Requirements training focuses on the human-centered design (HCD) approach for interactive product development. The human-centered design aims to make systems usable and useful by focusing on the user and their needs by applying human ergonomics and the user’s knowledge.
This one-day course will give you an understanding of the latest techniques for capturing better user requirements and writing clearer requirements that are less likely to be misunderstood and require fewer reviews and change cycles. This course, with practical exercises, will provide a pragmatic capability leading to improved project outcomes and product quality.
This seminar is intended for Control Engineers, Safety Development, or Risk Analysts that are persuing safety-releaded electronic systems applicable to the original safety standard, IEC 61508.
Part 1: The Human-Centered Design.
We start by teaching the principles, context of use, and strategies of The Human-Centered Design approach, according to ISO 9241-210.
Part 2: Writing Exceptionally Clear Requirements.
Writing clear statements for requirements or specifications has a technical point of view. In this training section, understanding the technical techniques and language will give you the skills to create understandable and complete requirements.
Part 3: Automotive Perspective.
Hardware and Software Development per ISO 26262 will show requirements and recommendations from the automotive perspective. This part provides a clear understanding of the requirements process and documentation for one of the most mature industries and standards.

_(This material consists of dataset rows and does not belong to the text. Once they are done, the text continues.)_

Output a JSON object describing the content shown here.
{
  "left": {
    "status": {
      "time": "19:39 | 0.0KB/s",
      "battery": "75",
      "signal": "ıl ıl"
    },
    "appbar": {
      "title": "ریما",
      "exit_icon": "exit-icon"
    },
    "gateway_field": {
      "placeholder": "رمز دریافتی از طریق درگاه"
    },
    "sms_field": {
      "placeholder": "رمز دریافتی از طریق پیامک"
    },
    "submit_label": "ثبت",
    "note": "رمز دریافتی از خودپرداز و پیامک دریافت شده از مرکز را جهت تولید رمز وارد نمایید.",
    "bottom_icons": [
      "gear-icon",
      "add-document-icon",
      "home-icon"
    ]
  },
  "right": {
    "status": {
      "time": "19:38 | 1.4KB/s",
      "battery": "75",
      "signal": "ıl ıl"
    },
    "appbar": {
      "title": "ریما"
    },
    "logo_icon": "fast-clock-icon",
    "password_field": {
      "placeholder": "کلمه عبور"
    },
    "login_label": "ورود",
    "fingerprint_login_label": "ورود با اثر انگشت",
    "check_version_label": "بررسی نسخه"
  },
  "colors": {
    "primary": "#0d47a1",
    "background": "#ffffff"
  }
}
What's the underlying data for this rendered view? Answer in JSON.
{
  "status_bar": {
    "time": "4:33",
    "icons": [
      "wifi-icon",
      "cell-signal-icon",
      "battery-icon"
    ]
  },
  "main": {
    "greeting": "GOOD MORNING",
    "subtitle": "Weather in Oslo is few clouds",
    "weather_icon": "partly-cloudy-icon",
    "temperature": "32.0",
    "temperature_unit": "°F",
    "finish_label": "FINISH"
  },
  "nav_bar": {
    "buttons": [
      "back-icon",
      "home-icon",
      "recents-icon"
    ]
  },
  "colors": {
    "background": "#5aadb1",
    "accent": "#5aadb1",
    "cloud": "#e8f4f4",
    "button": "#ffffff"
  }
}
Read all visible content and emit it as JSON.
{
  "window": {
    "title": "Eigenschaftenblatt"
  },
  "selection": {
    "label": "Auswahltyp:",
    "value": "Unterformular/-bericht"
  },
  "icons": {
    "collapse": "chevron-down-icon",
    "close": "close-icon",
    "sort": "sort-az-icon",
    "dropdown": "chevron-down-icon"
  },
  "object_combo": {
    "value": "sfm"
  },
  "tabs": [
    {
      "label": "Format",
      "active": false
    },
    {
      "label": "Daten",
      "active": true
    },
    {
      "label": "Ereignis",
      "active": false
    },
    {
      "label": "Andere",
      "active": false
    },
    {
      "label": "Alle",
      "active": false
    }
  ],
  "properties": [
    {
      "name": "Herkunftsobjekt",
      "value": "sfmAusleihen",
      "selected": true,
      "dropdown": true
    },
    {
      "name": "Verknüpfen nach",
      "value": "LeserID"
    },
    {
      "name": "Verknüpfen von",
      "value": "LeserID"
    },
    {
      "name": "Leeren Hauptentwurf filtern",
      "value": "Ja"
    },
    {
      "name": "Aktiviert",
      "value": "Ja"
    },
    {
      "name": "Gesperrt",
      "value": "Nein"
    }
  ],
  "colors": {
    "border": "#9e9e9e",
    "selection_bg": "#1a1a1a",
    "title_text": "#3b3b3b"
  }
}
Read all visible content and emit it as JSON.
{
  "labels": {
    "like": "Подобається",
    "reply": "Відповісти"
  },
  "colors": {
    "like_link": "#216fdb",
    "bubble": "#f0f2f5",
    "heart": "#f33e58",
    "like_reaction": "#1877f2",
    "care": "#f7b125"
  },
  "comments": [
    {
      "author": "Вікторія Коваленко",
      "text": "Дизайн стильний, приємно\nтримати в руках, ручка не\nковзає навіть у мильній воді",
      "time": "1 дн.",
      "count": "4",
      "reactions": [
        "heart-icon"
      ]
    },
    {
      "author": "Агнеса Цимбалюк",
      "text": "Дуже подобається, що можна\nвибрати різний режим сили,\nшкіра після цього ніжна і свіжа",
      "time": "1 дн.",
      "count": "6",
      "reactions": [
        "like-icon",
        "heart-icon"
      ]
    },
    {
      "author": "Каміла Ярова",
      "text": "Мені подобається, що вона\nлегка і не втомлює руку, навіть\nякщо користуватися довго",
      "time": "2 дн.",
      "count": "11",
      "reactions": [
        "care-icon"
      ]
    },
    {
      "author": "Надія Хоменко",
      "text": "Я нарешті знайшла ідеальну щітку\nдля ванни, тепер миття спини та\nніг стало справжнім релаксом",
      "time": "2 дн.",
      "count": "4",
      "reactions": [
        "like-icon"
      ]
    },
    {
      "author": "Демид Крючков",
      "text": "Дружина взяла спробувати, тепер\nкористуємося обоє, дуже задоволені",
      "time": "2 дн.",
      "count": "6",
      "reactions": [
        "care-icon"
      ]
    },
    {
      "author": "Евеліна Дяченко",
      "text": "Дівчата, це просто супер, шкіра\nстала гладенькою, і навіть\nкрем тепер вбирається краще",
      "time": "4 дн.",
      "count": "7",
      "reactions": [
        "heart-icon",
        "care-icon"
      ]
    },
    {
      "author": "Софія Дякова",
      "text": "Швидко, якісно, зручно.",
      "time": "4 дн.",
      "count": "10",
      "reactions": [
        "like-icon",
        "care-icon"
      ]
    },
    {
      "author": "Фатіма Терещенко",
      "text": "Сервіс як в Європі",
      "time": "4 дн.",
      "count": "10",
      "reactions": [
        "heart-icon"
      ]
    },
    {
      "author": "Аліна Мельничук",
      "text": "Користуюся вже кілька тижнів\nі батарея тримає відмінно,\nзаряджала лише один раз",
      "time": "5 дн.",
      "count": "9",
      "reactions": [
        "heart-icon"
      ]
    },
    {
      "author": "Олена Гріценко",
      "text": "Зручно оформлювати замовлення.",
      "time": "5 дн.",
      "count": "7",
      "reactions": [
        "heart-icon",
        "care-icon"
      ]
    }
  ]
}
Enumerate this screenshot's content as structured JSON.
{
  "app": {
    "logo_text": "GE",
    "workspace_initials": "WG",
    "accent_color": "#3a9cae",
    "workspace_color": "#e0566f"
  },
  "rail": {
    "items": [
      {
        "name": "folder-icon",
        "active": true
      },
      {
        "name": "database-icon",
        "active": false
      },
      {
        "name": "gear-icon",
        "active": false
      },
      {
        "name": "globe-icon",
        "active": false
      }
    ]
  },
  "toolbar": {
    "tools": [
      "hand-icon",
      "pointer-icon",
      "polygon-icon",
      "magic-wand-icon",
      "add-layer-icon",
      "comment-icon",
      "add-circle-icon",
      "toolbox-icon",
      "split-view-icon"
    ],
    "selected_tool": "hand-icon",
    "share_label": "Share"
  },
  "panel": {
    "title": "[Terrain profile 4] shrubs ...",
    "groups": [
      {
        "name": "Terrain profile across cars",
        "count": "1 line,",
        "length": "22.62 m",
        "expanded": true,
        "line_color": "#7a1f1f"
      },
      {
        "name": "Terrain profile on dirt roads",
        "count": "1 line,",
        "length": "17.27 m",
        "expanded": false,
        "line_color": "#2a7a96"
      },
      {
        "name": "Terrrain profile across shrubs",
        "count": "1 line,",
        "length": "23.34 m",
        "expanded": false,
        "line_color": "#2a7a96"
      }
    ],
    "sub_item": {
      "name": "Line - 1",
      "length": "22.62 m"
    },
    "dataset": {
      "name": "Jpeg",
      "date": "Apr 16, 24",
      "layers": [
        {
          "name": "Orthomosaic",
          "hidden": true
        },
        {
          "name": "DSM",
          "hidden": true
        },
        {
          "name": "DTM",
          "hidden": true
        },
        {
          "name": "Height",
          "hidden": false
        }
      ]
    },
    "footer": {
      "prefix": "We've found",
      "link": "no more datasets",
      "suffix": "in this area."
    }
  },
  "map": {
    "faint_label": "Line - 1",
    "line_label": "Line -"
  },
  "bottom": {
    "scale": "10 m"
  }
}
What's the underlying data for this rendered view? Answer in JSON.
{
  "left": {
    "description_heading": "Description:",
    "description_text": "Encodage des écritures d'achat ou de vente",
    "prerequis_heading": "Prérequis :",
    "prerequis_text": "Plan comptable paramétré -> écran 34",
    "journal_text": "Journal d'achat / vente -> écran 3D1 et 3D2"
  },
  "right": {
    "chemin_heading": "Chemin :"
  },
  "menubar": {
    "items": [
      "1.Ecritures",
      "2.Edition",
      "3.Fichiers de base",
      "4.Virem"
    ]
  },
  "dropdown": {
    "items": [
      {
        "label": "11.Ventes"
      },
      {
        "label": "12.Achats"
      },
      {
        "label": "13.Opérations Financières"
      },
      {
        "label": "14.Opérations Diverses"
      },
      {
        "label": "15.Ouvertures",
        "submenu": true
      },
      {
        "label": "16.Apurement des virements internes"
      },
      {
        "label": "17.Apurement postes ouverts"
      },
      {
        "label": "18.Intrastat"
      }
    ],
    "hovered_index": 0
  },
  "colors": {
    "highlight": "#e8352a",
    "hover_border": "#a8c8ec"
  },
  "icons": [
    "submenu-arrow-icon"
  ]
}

Part 4: Structured Specifications.
Systems and software engineering per ISO/IEC/IEEE 29148 covers requirement’s characteristics, activities, and task and their documentation along with managing structured outlines for various types of specifications.
Part 5: Supporting Requirements Development.
It is essential that one manages documents during the requirements development process for changes, versions, revisions, and releases. In Part 5, we discuss the general requirements for Configuration Management and Change Management and provide practical reasoning for their performance.